[Supplied information Boundary: Start]

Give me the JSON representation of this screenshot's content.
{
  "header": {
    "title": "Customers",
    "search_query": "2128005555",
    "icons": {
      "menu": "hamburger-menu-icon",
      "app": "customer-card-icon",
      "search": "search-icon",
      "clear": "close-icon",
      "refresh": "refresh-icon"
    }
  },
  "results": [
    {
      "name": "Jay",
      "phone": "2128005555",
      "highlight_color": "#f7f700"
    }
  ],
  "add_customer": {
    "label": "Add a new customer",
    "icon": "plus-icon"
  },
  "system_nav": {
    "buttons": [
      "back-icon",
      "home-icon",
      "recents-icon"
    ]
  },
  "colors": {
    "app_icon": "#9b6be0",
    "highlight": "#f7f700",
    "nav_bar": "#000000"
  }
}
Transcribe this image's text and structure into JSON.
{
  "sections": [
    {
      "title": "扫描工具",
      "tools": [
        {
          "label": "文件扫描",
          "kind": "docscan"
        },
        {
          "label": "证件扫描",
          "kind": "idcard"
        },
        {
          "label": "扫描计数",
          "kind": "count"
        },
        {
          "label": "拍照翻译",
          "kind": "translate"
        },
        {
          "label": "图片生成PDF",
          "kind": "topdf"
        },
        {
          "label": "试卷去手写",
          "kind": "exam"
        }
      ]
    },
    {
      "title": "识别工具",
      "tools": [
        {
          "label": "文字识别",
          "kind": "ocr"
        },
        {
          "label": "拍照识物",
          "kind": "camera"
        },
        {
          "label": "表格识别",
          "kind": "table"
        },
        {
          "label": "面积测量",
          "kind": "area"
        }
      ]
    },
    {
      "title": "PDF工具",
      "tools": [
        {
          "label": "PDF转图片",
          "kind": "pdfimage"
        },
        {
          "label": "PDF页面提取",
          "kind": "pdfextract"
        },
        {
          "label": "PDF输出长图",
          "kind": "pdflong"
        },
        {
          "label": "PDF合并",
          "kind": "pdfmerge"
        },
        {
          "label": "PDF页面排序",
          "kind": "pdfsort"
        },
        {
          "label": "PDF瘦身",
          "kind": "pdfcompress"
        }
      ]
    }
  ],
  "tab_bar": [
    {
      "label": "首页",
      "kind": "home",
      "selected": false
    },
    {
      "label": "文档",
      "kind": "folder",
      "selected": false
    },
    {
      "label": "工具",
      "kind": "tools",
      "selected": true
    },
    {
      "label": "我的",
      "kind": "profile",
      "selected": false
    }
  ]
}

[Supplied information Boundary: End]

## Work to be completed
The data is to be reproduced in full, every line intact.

## Reply to the exercise
Give me the JSON representation of this screenshot's content.
{
  "header": {
    "title": "Customers",
    "search_query": "2128005555",
    "icons": {
      "menu": "hamburger-menu-icon",
      "app": "customer-card-icon",
      "search": "search-icon",
      "clear": "close-icon",
      "refresh": "refresh-icon"
    }
  },
  "results": [
    {
      "name": "Jay",
      "phone": "2128005555",
      "highlight_color": "#f7f700"
    }
  ],
  "add_customer": {
    "label": "Add a new customer",
    "icon": "plus-icon"
  },
  "system_nav": {
    "buttons": [
      "back-icon",
      "home-icon",
      "recents-icon"
    ]
  },
  "colors": {
    "app_icon": "#9b6be0",
    "highlight": "#f7f700",
    "nav_bar": "#000000"
  }
}
Transcribe this image's text and structure into JSON.
{
  "sections": [
    {
      "title": "扫描工具",
      "tools": [
        {
          "label": "文件扫描",
          "kind": "docscan"
        },
        {
          "label": "证件扫描",
          "kind": "idcard"
        },
        {
          "label": "扫描计数",
          "kind": "count"
        },
        {
          "label": "拍照翻译",
          "kind": "translate"
        },
        {
          "label": "图片生成PDF",
          "kind": "topdf"
        },
        {
          "label": "试卷去手写",
          "kind": "exam"
        }
      ]
    },
    {
      "title": "识别工具",
      "tools": [
        {
          "label": "文字识别",
          "kind": "ocr"
        },
        {
          "label": "拍照识物",
          "kind": "camera"
        },
        {
          "label": "表格识别",
          "kind": "table"
        },
        {
          "label": "面积测量",
          "kind": "area"
        }
      ]
    },
    {
      "title": "PDF工具",
      "tools": [
        {
          "label": "PDF转图片",
          "kind": "pdfimage"
        },
        {
          "label": "PDF页面提取",
          "kind": "pdfextract"
        },
        {
          "label": "PDF输出长图",
          "kind": "pdflong"
        },
        {
          "label": "PDF合并",
          "kind": "pdfmerge"
        },
        {
          "label": "PDF页面排序",
          "kind": "pdfsort"
        },
        {
          "label": "PDF瘦身",
          "kind": "pdfcompress"
        }
      ]
    }
  ],
  "tab_bar": [
    {
      "label": "首页",
      "kind": "home",
      "selected": false
    },
    {
      "label": "文档",
      "kind": "folder",
      "selected": false
    },
    {
      "label": "工具",
      "kind": "tools",
      "selected": true
    },
    {
      "label": "我的",
      "kind": "profile",
      "selected": false
    }
  ]
}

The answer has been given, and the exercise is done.